Gilchrist (cf. Greene, p. 231) thought that the Hill MS. version, the oldest extant ("Lully, lulley, lully, lulley, The fawcon hath born my mak away. He bare hym up, he bare hym down...") originated in Glastonbury, although the Glastonbury thorn (see below) is not mentioned in that version. Greene adds a reference to "The Elfin Knight" [Child #2] and its mention of a thorn "that never bloomed blossom since [Adam/Christ/he] was born."
Unlike the Hill MS., many later versions speak of a thorn at the foot of the bed. This is presumably the Glastonbury Thorn, which has the peculiar property of blooming around Christmas; legend has it that it was descended from a sprout of Joseph of Arimathea's staff (for the folktale of its origin, which claims it is from the crown of thorns, see Briggs, p. 232. Hole, p. 52, summarizes the legend that Philip the Apostle had sent twelve missionaries under Joseph of Arimathea to Britain, and that they settled in Glastonbury; Lawton, pp. xxxix-xl, offers evidence that this legend was adopted some time between 1240 and the late fourteenth century). However, Lacy, p. 243, says that the first mention of the Glastonbury Thorn is from 1716. Thus it is likely that the omission of the thorn from the early texts is because the thorn was not then known.
Another alternative is that some of the material in this song has drifted in from other carols. Greene's #38, pp. 86-87, "Alleluya, alleluia, Deo Patrie sit gloria," is a song primarily about the coming of the Magi, but there are substantial similarities to this song.
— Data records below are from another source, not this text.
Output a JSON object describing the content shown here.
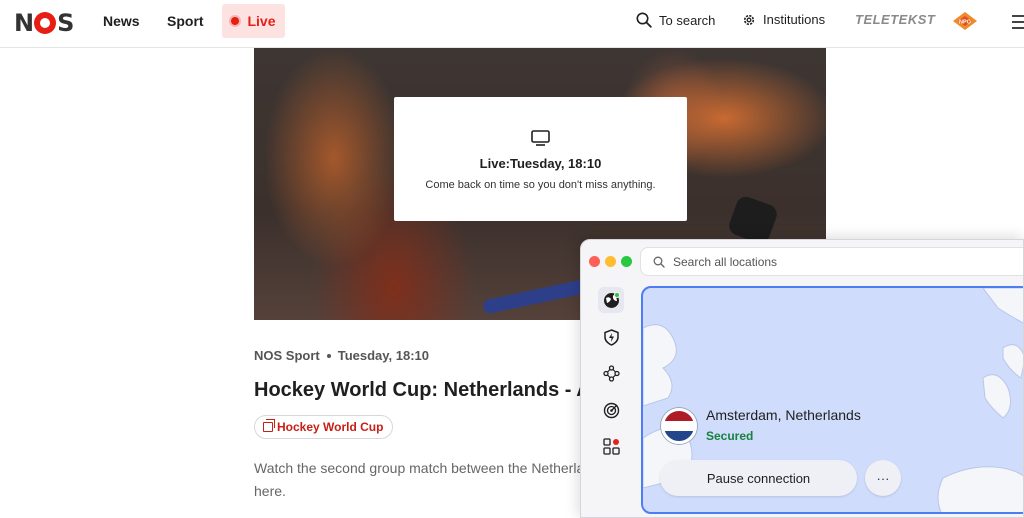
{
  "header": {
    "logo": "NOS",
    "nav": [
      {
        "label": "News"
      },
      {
        "label": "Sport"
      }
    ],
    "live_label": "Live",
    "search_label": "To search",
    "settings_label": "Institutions",
    "teletekst_label": "TELETEKST",
    "npo_label": "NPO"
  },
  "video": {
    "live_title": "Live:Tuesday, 18:10",
    "live_subtitle": "Come back on time so you don't miss anything."
  },
  "article": {
    "source": "NOS Sport",
    "time": "Tuesday, 18:10",
    "title": "Hockey World Cup: Netherlands - A",
    "tag": "Hockey World Cup",
    "body_line1": "Watch the second group match between the Netherla",
    "body_line2": "here."
  },
  "vpn": {
    "search_placeholder": "Search all locations",
    "location": "Amsterdam, Netherlands",
    "status": "Secured",
    "pause_label": "Pause connection",
    "more_label": "···",
    "colors": {
      "accent": "#4d7df2",
      "secured": "#17813e",
      "map": "#cfdcfb"
    }
  },
  "colors": {
    "brand_red": "#e61e14",
    "live_bg": "#fde2e2"
  }
}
Three verses begin, "Ther ys a blossum sprong of a thorn, To save mankynd, that was forlorne"; "There sprong a well at Maris fote, That seemed this world to bote"; "From that well ther strake a streme, Owt of Egypt into Bedlam." Greene, p. 206, compares the blossom and thorn to the "Rod of Jesse" and "Root of Jesse."
This seems to be the hypothesis of Boklund-Lagopolou, pp. 230-231, regarding the Hill manuscript version: The original carol was secular but in general fit an allegorical religious pattern, so some anonymous writer added the "Corpus Christi" verse. The defect with this hypothesis is that it doesn't really explain the additional religious references in other texts.
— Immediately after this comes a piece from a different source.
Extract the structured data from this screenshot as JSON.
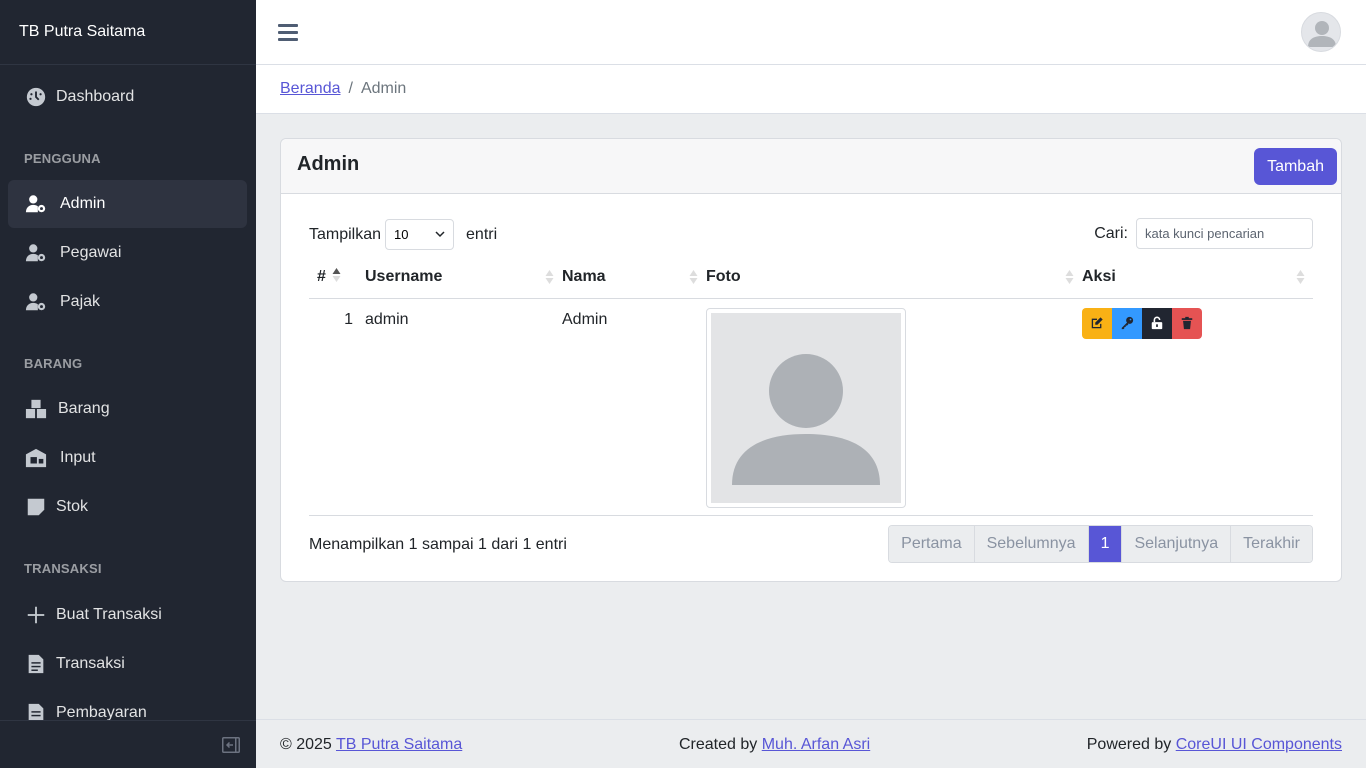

The mention of the heron in the song is rather surprising. Biblical references to what is believed to be the heron call it an unclean bird (e.g. Leviticus 11:19). Folklore about herons seems to be limited (online sources say this is because it was often confused with cranes and pelicans), but what there is is not very positive. And in the Middle Ages in was considered a not very inspiring creature: "At a banquet [the exiled French noble] Robert [of Artois] goaded Edward [III] into rebellion [against the King of France] by presenting him publicly with a stuffed heron, a cowardly bird which, Robert sneered, 'always fled before hawks and, like the English, will not fight for its rights'" (Neillands, p. 75). On the other hand, Tresider, p. 92, mentions that it was associated with inquisitiveness, and a positive symbol in the Far East (hardly relevant to medieval England); the one thing that seems slightly relevant is that the heron was sometimes a symbol of "rising above the storms of life, as the heron surmounts rainclouds."
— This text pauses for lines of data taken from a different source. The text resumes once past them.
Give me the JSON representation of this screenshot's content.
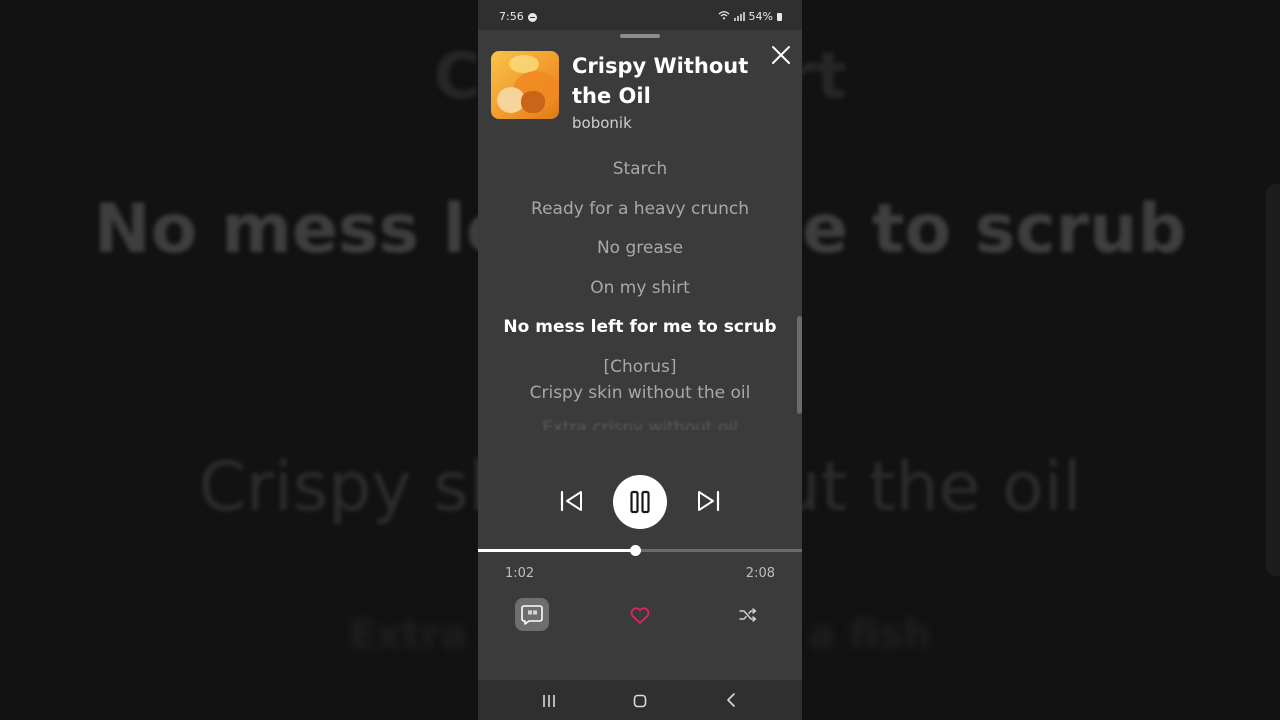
{
  "background": {
    "lines": [
      "Crispy skirt",
      "No mess left for me to scrub",
      "Crispy skin without the oil",
      "Extra oh no without a fish"
    ]
  },
  "status_bar": {
    "time": "7:56",
    "battery": "54%"
  },
  "player": {
    "title": "Crispy Without the Oil",
    "artist": "bobonik",
    "lyrics": [
      "Starch",
      "Ready for a heavy crunch",
      "No grease",
      "On my shirt",
      "No mess left for me to scrub",
      "[Chorus]",
      "Crispy skin without the oil",
      "Extra crispy without oil"
    ],
    "active_lyric_index": 4,
    "elapsed": "1:02",
    "duration": "2:08",
    "progress_fraction": 0.4839,
    "liked": true,
    "colors": {
      "accent_heart": "#e0245e",
      "background": "#3b3b3b"
    }
  }
}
A facsimile of the Richard Hill manuscript is now available at the Balliol Library manuscripts resource at the Bodleian web site; go to and scroll down to MS. 354. This song is on folio 165.
According to Greene, p. 22, this is one of only three carols found in manuscript before 1550 to have been found in oral tradition in modern times, the three being "The Boar's Head Carol," "The Corpus Christi Carol," and the obscure song "Christ Is Born of Maiden Fair." Of these, "Christ Is Born..." is, by Greene's admission, a vulgarization, and "The Corpus Christi Carol" has also wandered far; "The Boar's Head Carol" is almost unchanged, probably because it was regularly referred back to earlier sources. - RBW
Bibliography Last updated in version 5.3
File: L691

Go to the Ballad Search form
Go to the Ballad Index Song List

Go to the Ballad Index Instructions
Go to the Ballad Index Bibliography or Discography

The Ballad Index Copyright 2022 by Robert B. Waltz and David G. Engle.